On Tuesday February 11, Greens NSW MPs John Kaye and Jan Barham will be joining union activists, TAFE teachers, students and local community members to launch the Greens’ bill to save TAFE from ‘the disastrous competitive agenda of the O’Farrell government’.
There will be rallies held at a number of TAFE colleges across the north coast to draw attention to the new bill and to call on the O’Farrell government to listen to the community concerns about what the destruction of TAFE will mean to the entire region.
Dr Kaye, education spokesperson for the Greens NSW, said: ‘Students and teachers won’t be the only ones to suffer under the O’Farrell government’s cuts to TAFE. The economic future of the north coast is now at risk.
‘The far north coast relies on health care, agriculture, construction and tourism to generate jobs. These are sectors that require a skilled workforce or they will disappear.
‘The O’Farrell government’s so-called reforms have already cut 800 jobs, increased fees by 9.5 per cent and will force TAFE into a competitive model it was not designed for. TAFE students are being asked to pay more in order to receive less. Class sizes will rise, the ranges of courses will be reduced and time to help individual students will all but disappear.
‘O’Farrell’s cuts to fine arts courses will devastate the creative and culturally vibrant art scene on the far north coast.
‘The Greens’ bill is designed to put a hold on TAFE budget cuts, job losses, fee rises and the Smart and Skilled agenda. We want to give the O’Farrell government time to think again.

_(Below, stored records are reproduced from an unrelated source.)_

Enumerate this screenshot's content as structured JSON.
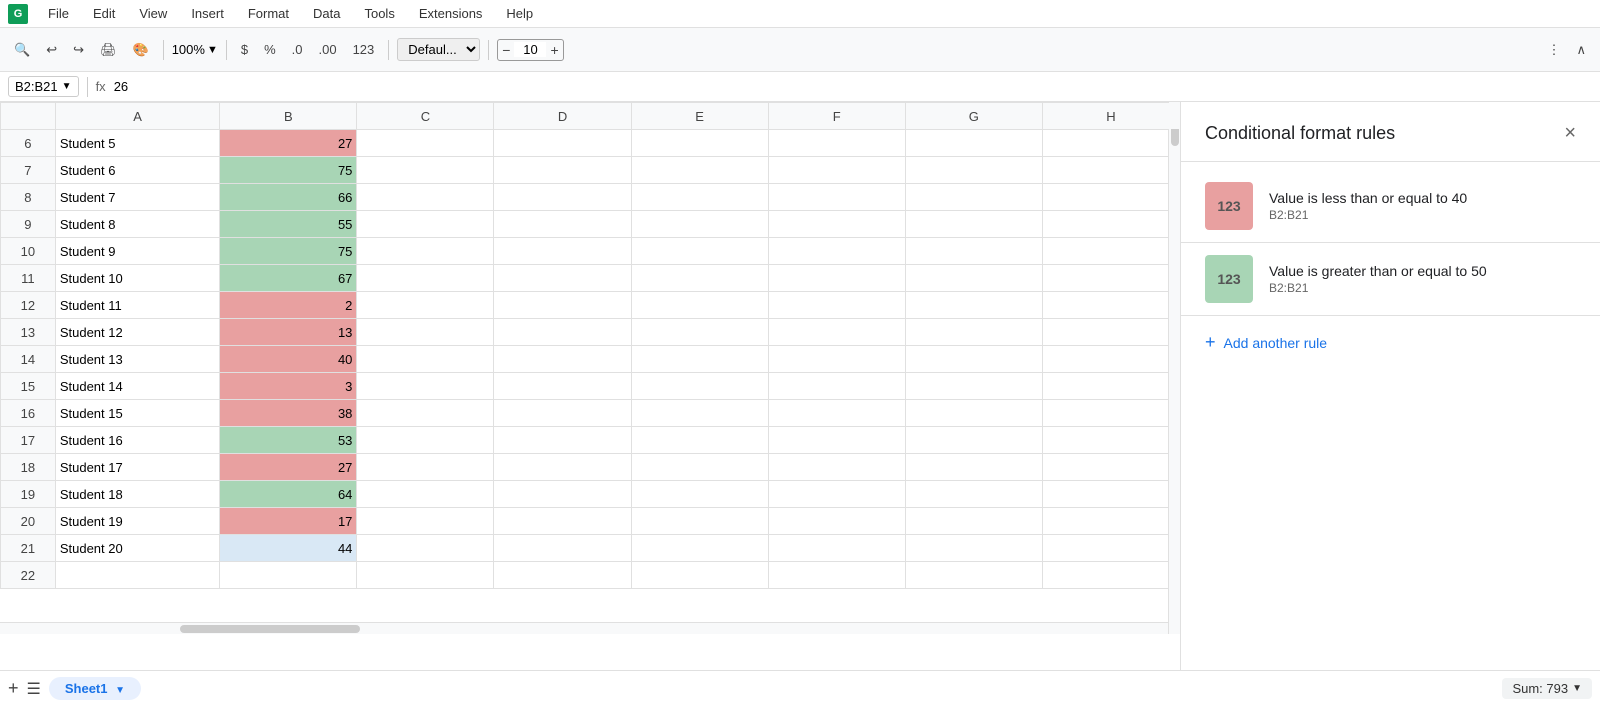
{
  "app": {
    "logo": "G",
    "menu_items": [
      "File",
      "Edit",
      "View",
      "Insert",
      "Format",
      "Data",
      "Tools",
      "Extensions",
      "Help"
    ]
  },
  "toolbar": {
    "zoom": "100%",
    "currency": "$",
    "percent": "%",
    "decimal_dec": ".0",
    "decimal_inc": ".00",
    "format_123": "123",
    "font": "Defaul...",
    "font_size": "10",
    "more_icon": "⋮",
    "collapse_icon": "∧"
  },
  "formula_bar": {
    "cell_ref": "B2:B21",
    "fx": "fx",
    "value": "26"
  },
  "spreadsheet": {
    "columns": [
      "",
      "A",
      "B",
      "C",
      "D",
      "E",
      "F",
      "G",
      "H"
    ],
    "rows": [
      {
        "row": 6,
        "col_a": "Student 5",
        "col_b": 27,
        "color": "red"
      },
      {
        "row": 7,
        "col_a": "Student 6",
        "col_b": 75,
        "color": "green"
      },
      {
        "row": 8,
        "col_a": "Student 7",
        "col_b": 66,
        "color": "green"
      },
      {
        "row": 9,
        "col_a": "Student 8",
        "col_b": 55,
        "color": "green"
      },
      {
        "row": 10,
        "col_a": "Student 9",
        "col_b": 75,
        "color": "green"
      },
      {
        "row": 11,
        "col_a": "Student 10",
        "col_b": 67,
        "color": "green"
      },
      {
        "row": 12,
        "col_a": "Student 11",
        "col_b": 2,
        "color": "red"
      },
      {
        "row": 13,
        "col_a": "Student 12",
        "col_b": 13,
        "color": "red"
      },
      {
        "row": 14,
        "col_a": "Student 13",
        "col_b": 40,
        "color": "red"
      },
      {
        "row": 15,
        "col_a": "Student 14",
        "col_b": 3,
        "color": "red"
      },
      {
        "row": 16,
        "col_a": "Student 15",
        "col_b": 38,
        "color": "red"
      },
      {
        "row": 17,
        "col_a": "Student 16",
        "col_b": 53,
        "color": "green"
      },
      {
        "row": 18,
        "col_a": "Student 17",
        "col_b": 27,
        "color": "red"
      },
      {
        "row": 19,
        "col_a": "Student 18",
        "col_b": 64,
        "color": "green"
      },
      {
        "row": 20,
        "col_a": "Student 19",
        "col_b": 17,
        "color": "red"
      },
      {
        "row": 21,
        "col_a": "Student 20",
        "col_b": 44,
        "color": "neutral"
      }
    ]
  },
  "bottom_bar": {
    "add_sheet": "+",
    "menu": "☰",
    "sheet_name": "Sheet1",
    "sum_label": "Sum: 793"
  },
  "right_panel": {
    "title": "Conditional format rules",
    "close_icon": "×",
    "rules": [
      {
        "condition": "Value is less than or equal to 40",
        "range": "B2:B21",
        "preview_text": "123",
        "color_class": "red"
      },
      {
        "condition": "Value is greater than or equal to 50",
        "range": "B2:B21",
        "preview_text": "123",
        "color_class": "green"
      }
    ],
    "add_rule_label": "Add another rule"
  }
}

‘Without a strong public provider of vocational education and training, the north coast will face rising youth unemployment, increasing levels of inequality and disadvantage and an economy that is unable to grow.’

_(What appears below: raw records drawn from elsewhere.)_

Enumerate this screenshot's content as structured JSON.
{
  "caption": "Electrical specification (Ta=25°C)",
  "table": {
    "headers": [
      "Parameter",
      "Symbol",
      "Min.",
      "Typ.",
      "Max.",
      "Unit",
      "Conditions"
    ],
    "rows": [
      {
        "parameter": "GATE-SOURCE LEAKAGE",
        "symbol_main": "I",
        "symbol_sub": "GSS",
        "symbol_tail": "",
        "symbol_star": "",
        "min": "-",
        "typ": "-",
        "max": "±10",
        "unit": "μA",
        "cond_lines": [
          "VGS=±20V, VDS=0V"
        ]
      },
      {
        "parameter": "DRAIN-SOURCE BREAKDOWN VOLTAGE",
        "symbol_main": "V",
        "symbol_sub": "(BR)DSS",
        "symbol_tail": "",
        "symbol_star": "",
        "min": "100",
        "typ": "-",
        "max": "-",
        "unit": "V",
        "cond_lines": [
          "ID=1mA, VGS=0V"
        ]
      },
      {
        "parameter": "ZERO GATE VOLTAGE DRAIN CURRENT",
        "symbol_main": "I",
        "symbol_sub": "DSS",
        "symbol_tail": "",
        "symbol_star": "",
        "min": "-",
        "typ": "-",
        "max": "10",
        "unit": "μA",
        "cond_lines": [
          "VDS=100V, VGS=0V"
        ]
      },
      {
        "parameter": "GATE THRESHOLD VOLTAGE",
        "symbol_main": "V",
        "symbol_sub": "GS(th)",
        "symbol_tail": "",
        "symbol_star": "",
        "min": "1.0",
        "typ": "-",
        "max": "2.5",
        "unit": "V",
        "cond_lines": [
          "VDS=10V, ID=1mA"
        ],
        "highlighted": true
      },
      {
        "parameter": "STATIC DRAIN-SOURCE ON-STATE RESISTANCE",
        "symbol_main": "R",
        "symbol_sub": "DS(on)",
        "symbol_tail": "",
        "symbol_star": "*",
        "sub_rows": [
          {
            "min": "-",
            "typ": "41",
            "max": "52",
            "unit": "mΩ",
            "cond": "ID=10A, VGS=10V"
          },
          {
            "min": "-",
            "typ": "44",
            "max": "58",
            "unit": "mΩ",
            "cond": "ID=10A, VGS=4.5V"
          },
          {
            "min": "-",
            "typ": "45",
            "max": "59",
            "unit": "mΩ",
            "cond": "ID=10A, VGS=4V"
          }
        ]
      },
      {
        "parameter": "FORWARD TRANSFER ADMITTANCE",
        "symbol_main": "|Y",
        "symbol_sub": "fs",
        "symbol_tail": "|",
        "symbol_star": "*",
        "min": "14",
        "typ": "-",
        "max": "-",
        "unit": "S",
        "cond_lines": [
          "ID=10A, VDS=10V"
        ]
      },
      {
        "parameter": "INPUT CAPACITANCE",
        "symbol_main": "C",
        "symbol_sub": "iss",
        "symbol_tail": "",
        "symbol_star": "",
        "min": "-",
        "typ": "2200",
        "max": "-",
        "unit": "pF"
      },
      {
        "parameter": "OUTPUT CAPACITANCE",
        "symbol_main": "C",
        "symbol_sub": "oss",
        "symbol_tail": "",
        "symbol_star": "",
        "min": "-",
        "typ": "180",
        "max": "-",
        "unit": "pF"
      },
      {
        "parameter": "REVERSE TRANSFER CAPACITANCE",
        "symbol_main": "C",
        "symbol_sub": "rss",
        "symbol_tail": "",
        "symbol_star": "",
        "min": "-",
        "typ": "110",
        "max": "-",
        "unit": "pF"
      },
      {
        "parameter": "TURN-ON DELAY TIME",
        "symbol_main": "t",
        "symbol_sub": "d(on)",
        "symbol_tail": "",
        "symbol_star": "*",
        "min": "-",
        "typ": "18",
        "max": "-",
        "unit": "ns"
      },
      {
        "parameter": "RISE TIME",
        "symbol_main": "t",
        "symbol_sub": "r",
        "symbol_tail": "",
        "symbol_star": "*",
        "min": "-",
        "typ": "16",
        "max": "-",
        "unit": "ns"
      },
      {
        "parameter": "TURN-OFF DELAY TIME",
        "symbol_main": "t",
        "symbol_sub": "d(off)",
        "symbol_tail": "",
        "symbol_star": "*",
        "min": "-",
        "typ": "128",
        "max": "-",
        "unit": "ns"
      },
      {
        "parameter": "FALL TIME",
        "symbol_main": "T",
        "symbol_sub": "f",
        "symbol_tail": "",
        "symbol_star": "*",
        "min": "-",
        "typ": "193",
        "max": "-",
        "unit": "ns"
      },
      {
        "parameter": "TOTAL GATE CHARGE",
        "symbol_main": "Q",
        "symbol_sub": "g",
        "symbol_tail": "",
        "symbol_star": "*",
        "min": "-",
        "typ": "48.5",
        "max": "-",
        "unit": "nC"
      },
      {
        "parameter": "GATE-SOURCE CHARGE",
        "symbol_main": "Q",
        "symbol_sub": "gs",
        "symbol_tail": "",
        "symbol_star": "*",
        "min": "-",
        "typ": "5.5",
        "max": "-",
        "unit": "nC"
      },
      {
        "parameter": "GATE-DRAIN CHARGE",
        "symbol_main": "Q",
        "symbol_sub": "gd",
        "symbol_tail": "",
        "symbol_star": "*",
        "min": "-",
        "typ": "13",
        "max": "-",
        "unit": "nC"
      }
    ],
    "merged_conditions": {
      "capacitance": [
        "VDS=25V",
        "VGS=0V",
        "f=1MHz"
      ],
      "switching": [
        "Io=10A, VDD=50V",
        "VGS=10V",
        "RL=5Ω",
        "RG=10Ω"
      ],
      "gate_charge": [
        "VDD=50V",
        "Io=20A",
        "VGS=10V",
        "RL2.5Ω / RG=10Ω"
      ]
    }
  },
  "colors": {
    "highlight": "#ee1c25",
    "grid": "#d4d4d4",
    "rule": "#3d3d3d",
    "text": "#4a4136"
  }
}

Jan Barham, Greens spokesperson for the arts, said: ‘To ensure the ongoing vibrancy and success of the region, training is essential, it provides the skills to assist in meeting the demands of a growing creative and economic sector’.
‘As a TAFE double-diploma fashion student, my training made the difference when it came to employment in my chosen field. Having completed my training I was able to confidently apply for employment where my skills set and experience were recognised and highly regarded.

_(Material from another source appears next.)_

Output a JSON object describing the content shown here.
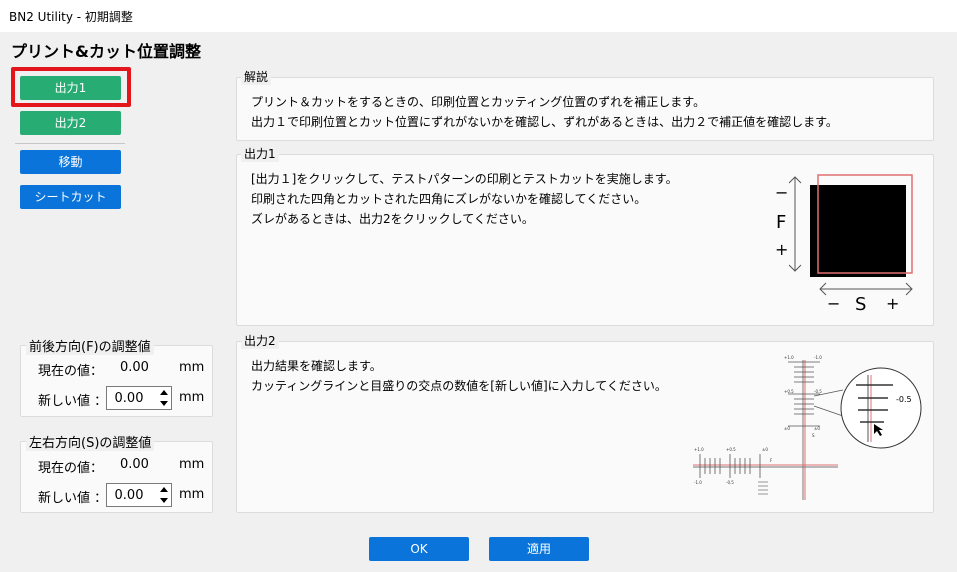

‘As the creative success in the northern rivers demonstrates, there is a trend for creative people to move to rural and regional areas. This can revitalise regional areas and provide new opportunities for tourism growth through public art, vibrant music and handcrafted items such as fashion and jewellery.
‘The O’Farrell government’s treatment of TAFE represents a lost opportunity. Investing in TAFE would provide crucial support for regional communities, where economic and employment opportunities are desperately needed and where a lot of creative people are relocating.’
A Save TAFE Public Forum will be held at Ballina RSL in River Street on February 11 at 6pm.